*** Opening of Study material ***
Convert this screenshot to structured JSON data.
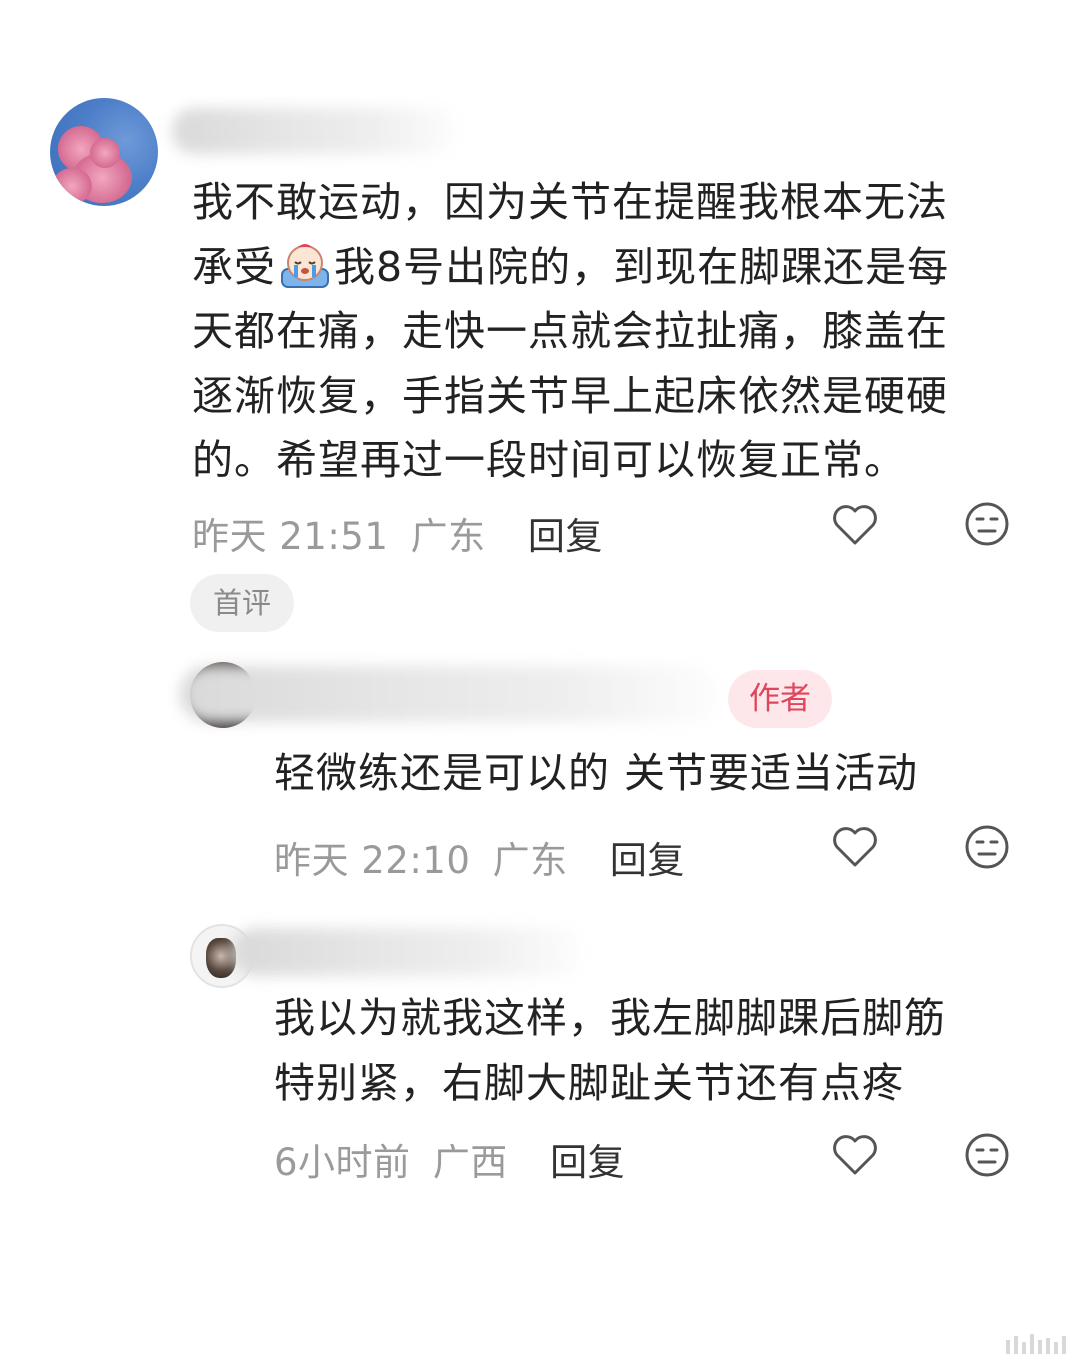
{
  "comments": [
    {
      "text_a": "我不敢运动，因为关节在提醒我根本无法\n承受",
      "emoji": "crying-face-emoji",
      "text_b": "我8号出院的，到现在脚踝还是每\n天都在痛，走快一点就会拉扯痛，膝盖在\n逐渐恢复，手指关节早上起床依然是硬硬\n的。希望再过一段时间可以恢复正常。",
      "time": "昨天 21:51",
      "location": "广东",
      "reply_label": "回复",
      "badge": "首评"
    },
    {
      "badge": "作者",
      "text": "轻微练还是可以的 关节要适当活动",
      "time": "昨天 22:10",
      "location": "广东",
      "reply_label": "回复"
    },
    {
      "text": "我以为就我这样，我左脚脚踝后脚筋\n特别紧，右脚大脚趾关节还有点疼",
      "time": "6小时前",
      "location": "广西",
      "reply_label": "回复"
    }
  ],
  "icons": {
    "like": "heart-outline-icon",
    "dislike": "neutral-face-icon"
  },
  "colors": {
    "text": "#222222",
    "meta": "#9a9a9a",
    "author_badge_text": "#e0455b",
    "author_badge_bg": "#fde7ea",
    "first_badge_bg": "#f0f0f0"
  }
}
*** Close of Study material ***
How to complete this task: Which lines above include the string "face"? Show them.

Response to the task:
      "emoji": "crying-face-emoji",
    "dislike": "neutral-face-icon"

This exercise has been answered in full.